## EXERCISE DATA
════════════════
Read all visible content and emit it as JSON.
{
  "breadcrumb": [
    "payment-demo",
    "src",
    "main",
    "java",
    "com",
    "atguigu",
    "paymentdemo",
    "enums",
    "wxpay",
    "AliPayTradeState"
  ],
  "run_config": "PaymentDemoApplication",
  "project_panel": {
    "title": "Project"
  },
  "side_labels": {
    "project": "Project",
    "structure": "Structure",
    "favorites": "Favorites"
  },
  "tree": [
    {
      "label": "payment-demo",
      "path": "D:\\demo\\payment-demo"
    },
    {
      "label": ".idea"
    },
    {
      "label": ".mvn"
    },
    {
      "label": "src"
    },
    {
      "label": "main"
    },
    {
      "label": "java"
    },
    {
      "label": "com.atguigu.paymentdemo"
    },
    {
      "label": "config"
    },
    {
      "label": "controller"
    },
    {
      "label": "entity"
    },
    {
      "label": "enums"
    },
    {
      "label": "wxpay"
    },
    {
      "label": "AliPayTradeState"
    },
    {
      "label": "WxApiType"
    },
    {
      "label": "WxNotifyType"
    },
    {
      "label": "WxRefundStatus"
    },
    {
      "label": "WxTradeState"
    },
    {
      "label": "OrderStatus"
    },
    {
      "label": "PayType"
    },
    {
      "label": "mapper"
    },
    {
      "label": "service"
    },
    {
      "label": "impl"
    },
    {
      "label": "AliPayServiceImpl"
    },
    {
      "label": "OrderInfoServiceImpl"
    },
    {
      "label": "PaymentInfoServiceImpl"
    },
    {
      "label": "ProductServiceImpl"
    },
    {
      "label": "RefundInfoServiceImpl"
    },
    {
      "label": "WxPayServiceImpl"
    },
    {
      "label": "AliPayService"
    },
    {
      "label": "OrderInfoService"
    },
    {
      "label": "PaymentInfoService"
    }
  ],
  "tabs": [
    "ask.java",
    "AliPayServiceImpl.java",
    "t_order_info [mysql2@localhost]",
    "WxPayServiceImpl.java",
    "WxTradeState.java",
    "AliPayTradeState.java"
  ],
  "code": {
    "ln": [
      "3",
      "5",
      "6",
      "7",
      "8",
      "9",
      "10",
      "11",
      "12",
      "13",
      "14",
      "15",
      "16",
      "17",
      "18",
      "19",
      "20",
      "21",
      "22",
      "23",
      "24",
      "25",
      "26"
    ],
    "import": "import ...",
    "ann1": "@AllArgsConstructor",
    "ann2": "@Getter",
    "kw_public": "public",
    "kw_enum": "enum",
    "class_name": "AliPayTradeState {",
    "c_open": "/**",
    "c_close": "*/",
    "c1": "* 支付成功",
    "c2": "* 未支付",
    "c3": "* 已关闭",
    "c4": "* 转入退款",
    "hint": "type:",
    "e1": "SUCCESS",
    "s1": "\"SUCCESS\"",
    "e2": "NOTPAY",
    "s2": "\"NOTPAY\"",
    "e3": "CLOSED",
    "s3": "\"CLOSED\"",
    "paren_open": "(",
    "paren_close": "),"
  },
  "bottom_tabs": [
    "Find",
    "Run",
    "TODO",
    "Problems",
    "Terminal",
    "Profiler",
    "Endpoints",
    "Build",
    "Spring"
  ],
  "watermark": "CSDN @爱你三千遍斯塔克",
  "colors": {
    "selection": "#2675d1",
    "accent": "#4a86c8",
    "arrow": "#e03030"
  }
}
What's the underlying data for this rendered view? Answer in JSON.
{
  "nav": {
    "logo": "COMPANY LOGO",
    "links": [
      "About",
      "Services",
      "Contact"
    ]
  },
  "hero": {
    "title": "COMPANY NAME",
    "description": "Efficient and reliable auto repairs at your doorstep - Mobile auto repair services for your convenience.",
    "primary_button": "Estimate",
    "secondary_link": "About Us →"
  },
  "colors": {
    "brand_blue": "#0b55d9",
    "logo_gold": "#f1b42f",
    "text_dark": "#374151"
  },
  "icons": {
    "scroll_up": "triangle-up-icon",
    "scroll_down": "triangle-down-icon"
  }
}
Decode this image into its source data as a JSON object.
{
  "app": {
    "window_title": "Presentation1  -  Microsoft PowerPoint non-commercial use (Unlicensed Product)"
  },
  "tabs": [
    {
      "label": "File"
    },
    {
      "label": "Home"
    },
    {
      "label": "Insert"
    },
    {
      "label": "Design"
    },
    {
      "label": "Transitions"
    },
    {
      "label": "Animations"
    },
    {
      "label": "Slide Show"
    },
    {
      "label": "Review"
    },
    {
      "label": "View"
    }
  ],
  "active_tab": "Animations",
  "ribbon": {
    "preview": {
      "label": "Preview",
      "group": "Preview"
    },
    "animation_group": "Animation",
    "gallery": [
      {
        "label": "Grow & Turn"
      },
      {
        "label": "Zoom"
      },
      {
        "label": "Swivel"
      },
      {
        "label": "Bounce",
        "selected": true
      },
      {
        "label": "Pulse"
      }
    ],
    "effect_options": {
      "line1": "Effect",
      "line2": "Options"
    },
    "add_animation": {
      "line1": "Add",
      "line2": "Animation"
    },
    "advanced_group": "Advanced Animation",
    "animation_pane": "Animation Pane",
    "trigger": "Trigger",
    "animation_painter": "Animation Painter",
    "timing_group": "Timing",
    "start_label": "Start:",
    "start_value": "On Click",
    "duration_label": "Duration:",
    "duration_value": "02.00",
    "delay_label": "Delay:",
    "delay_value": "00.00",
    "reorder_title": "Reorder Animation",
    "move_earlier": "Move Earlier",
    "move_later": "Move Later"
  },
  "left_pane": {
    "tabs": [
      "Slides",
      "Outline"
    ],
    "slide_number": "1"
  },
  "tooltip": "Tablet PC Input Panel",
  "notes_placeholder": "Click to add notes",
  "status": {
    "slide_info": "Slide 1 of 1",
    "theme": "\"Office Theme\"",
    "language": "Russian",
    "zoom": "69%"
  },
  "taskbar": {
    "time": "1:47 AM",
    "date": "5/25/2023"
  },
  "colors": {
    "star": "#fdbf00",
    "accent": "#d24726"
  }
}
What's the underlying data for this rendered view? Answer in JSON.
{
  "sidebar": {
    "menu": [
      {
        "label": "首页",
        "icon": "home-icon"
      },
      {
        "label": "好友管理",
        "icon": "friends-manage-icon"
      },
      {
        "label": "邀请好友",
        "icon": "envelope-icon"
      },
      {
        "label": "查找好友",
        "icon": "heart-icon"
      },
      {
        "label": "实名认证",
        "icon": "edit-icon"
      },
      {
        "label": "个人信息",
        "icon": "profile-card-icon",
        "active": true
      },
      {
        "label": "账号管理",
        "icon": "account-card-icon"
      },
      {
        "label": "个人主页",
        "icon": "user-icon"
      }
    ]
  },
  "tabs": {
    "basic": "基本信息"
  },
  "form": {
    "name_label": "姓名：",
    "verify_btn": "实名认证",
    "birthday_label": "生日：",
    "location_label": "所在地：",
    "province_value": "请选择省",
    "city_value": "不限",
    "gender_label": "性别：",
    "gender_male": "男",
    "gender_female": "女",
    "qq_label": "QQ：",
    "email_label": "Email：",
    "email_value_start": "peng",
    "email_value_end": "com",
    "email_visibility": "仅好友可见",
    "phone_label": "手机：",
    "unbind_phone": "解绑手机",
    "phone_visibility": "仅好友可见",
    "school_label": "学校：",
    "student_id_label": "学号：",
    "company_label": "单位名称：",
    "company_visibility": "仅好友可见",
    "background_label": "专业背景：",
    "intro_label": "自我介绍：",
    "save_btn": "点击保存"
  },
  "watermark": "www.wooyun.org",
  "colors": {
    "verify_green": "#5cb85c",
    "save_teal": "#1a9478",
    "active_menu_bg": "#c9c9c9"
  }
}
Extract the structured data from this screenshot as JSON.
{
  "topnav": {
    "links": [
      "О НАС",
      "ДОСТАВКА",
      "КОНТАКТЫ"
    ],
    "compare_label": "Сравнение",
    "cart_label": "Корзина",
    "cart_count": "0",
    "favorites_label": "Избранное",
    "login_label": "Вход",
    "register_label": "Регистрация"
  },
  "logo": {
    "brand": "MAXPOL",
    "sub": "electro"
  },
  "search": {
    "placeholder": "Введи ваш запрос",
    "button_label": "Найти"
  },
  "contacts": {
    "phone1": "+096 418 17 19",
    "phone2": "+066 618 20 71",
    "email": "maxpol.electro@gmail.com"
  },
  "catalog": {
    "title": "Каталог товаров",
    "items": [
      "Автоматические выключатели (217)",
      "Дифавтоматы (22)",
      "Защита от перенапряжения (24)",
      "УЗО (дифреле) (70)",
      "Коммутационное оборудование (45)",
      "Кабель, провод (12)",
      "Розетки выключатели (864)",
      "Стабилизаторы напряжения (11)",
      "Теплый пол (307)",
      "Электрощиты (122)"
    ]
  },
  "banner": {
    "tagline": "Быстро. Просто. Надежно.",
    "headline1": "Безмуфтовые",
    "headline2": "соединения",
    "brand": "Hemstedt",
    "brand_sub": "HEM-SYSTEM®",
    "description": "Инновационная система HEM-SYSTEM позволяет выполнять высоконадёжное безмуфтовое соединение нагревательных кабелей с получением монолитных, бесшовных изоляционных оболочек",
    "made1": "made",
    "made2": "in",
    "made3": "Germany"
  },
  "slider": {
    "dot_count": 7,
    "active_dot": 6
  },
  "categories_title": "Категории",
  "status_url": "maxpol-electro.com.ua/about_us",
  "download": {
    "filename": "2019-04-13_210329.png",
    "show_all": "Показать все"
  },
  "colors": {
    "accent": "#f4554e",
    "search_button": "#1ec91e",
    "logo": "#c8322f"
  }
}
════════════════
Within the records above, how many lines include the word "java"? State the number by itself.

7